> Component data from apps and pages

BEGIN

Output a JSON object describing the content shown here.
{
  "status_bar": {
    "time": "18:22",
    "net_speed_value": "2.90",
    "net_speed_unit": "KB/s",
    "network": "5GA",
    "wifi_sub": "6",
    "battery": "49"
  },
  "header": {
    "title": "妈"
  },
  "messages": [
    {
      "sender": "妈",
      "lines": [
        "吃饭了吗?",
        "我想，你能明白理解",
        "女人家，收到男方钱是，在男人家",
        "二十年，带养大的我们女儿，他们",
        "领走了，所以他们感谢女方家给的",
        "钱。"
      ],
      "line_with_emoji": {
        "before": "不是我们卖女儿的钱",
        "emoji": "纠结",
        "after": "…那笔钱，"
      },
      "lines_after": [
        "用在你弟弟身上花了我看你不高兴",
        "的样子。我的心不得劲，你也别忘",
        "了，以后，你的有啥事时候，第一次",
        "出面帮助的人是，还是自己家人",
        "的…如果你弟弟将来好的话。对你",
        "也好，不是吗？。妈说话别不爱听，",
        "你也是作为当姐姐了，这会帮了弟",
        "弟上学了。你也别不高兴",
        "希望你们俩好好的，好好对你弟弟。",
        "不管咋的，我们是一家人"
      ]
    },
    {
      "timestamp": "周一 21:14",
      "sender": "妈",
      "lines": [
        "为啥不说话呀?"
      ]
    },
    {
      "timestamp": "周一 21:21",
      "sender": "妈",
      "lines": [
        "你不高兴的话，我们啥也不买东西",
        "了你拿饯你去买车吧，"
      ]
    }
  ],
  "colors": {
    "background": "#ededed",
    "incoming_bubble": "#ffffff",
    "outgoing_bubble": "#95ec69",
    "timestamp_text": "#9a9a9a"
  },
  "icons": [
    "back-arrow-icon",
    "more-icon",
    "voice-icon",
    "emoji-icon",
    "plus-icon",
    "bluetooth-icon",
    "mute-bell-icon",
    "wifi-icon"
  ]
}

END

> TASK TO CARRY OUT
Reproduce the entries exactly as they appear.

> WRITTEN REPLY
Output a JSON object describing the content shown here.
{
  "status_bar": {
    "time": "18:22",
    "net_speed_value": "2.90",
    "net_speed_unit": "KB/s",
    "network": "5GA",
    "wifi_sub": "6",
    "battery": "49"
  },
  "header": {
    "title": "妈"
  },
  "messages": [
    {
      "sender": "妈",
      "lines": [
        "吃饭了吗?",
        "我想，你能明白理解",
        "女人家，收到男方钱是，在男人家",
        "二十年，带养大的我们女儿，他们",
        "领走了，所以他们感谢女方家给的",
        "钱。"
      ],
      "line_with_emoji": {
        "before": "不是我们卖女儿的钱",
        "emoji": "纠结",
        "after": "…那笔钱，"
      },
      "lines_after": [
        "用在你弟弟身上花了我看你不高兴",
        "的样子。我的心不得劲，你也别忘",
        "了，以后，你的有啥事时候，第一次",
        "出面帮助的人是，还是自己家人",
        "的…如果你弟弟将来好的话。对你",
        "也好，不是吗？。妈说话别不爱听，",
        "你也是作为当姐姐了，这会帮了弟",
        "弟上学了。你也别不高兴",
        "希望你们俩好好的，好好对你弟弟。",
        "不管咋的，我们是一家人"
      ]
    },
    {
      "timestamp": "周一 21:14",
      "sender": "妈",
      "lines": [
        "为啥不说话呀?"
      ]
    },
    {
      "timestamp": "周一 21:21",
      "sender": "妈",
      "lines": [
        "你不高兴的话，我们啥也不买东西",
        "了你拿饯你去买车吧，"
      ]
    }
  ],
  "colors": {
    "background": "#ededed",
    "incoming_bubble": "#ffffff",
    "outgoing_bubble": "#95ec69",
    "timestamp_text": "#9a9a9a"
  },
  "icons": [
    "back-arrow-icon",
    "more-icon",
    "voice-icon",
    "emoji-icon",
    "plus-icon",
    "bluetooth-icon",
    "mute-bell-icon",
    "wifi-icon"
  ]
}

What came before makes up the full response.